“I have a great respect for people who turn their lives around, and I think that everyone makes mistakes in life, and I think the real proof of what kind of human being you are is what you do with that mistake,” Buzby said. “He’s educated himself. He’s done philanthropic work now, and I think that actions speak very loudly… and his actions have helped a lot of people.”
Buzby, who appeared alongside George Burns in “Oh, God!” and with Cheech & Chong in “Up in Smoke,” has since devoted her life to philanthropy, assisting Holocaust survivors in Eastern Europe with her Survivor Mitzvah Project. She is also the founder of SMP’s Holocaust Educational Archive, a growing repository of thousands of letters from survivors and hundreds of hours of videotape shot in five countries in Eastern Europe, depicting never before recorded testimony and locations illustrating the “Holocaust in the East.”
Buzby is the recipient of the 2017 Anti-Defamation League’s Deborah Award, honoring outstanding women whose professional leadership, philanthropy, and civic contributions exemplify the ideals of the Anti-Defamation League. In 2014, she was named a CNN Hero.
Mel Gibson, for his part, was arrested on July 28, 2006, by deputy James Mee of the Los Angeles County Sheriff’s Department for speeding under the influence while. According to the arrest report, Gibson exploded into an angry tirade when the arresting officer would not allow him to drive home, exclaiming, “[expletive] Jews… the Jews are responsible for all the wars in the world. Are you a Jew?”
It turned out James Mee was, indeed, Jewish.
Gibson was also recorded in equally offensive tirades against African Americans and gay people, to name a few groups one should not tirade against while drunk.
The Australian movie star and gifted director has been working overtime to clean up his act, a Herculean task if there ever was one.

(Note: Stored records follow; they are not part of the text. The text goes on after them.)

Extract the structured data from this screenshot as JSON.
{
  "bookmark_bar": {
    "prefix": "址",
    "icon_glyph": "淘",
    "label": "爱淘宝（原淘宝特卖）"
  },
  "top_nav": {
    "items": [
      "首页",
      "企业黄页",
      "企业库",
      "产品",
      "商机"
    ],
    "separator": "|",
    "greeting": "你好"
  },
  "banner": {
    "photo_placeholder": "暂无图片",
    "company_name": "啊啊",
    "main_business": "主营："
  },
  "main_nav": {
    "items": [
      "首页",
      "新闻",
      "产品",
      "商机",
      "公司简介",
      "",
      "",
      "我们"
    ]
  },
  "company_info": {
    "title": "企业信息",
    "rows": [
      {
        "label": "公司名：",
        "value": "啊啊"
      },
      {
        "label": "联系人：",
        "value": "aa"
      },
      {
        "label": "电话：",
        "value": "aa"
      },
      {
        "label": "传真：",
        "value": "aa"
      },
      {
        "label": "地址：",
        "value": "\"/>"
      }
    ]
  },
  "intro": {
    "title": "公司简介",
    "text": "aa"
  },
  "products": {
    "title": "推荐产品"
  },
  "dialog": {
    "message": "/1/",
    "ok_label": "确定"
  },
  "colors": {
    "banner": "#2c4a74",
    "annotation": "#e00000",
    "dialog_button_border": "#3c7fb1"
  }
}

After his unforgettable anti-Semitic explosion, he met Jewish community leaders. After his anti-gay diatribe he appeared at a Gay and Lesbian Alliance Against Defamation event. He donated millions to charity, joined Alcoholics Anonymous, and has done the mea culpa on countless interview shows, including Stephen Colbert’s, promoting his latest movie, Hacksaw Ridge, about an American heroic pacifist who served as medic in WW2.
So, being added to the list of righteous gentiles who help Holocaust survivors is definitely par for the course of rehabilitation of Mel Gibson. He looks a lot older these days, especially with his bushy, prophet’s beard. After being shunned by Hollywood for almost a decade, it’s tzadik time for Mel.
As a Fox executive has told the Guardian last year: “Hollywood is quite good at forgiving. You can see that again and again. If the work is strong enough, then the inclination to forgive the artist becomes stronger, too. And people are really, really liking Hacksaw Ridge.”